Estefany Monge-Alveranga was one of these asylum-seekers. In Honduras, her home country, transgender people don’t have rights or protection, and she feared for her life.
She was held at the Cibola County Correctional Center for two and a half months and was eventually released on parole at the end of July.
These transgender asylum-seekers are not the only ones being held in this detention center. There are also ICE detainees and federal prisoners, as well.
“Folks who have been convicted and are being incarcerated for some type of criminal reason are being housed in the same exact facility as these women,” said Adrien Lawyer, the co-director of the Transgender Resource Center in New Mexico.
Allegra Love, a lawyer representing some of these women, added, “When folks come to the United States to ask for political asylum, often they’re not breaking any laws. [However], they were treated as if they had violated a law and were a danger to our country.”
There are also concerns about the medical care at this facility. Monge-Alveranga said that the staff didn’t provide her with proper medical treatment, and according to advocates, this is a common complaint.
The facility is run by a private company called CoreCivic, whose facilities have been accused of medical neglect on a number of occasions.
Inadequate medical care has been an issue for other transgender migrants, not just at this facility. In May of this year, Democracy Now reported that Roxsana Hernández, who had crossed into the U.S. after taking part in a month-long caravan that began in the Mexican state of Chiapas, died after suffering cardiac arrest.

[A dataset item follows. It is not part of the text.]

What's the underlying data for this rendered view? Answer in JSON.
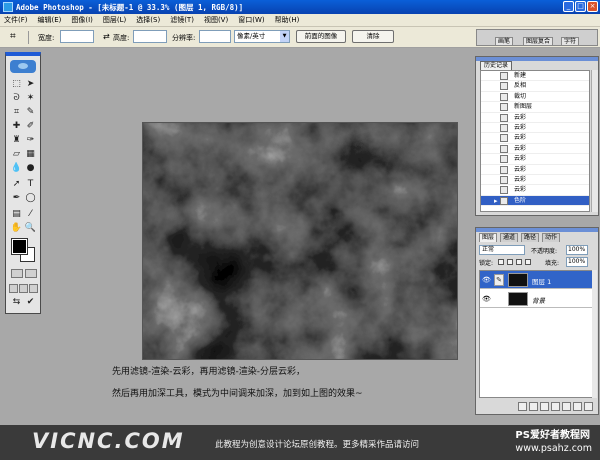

She was reportedly kept in a freezing cold cell and denied adequate food or medical care.
According to Newsweek, ICE referred to her by her birth name after her death, calling her “Jeffry.” She was the sixth detainee to die in ICE custody in 2018.
Although Monge-Alveranga was released from this detention center, dozens more remain, awaiting decisions on paroles and worrying about returning to the violence and persecution of their home countries.
Monge-Alveranga’s message to these women still detained: move forward and fight.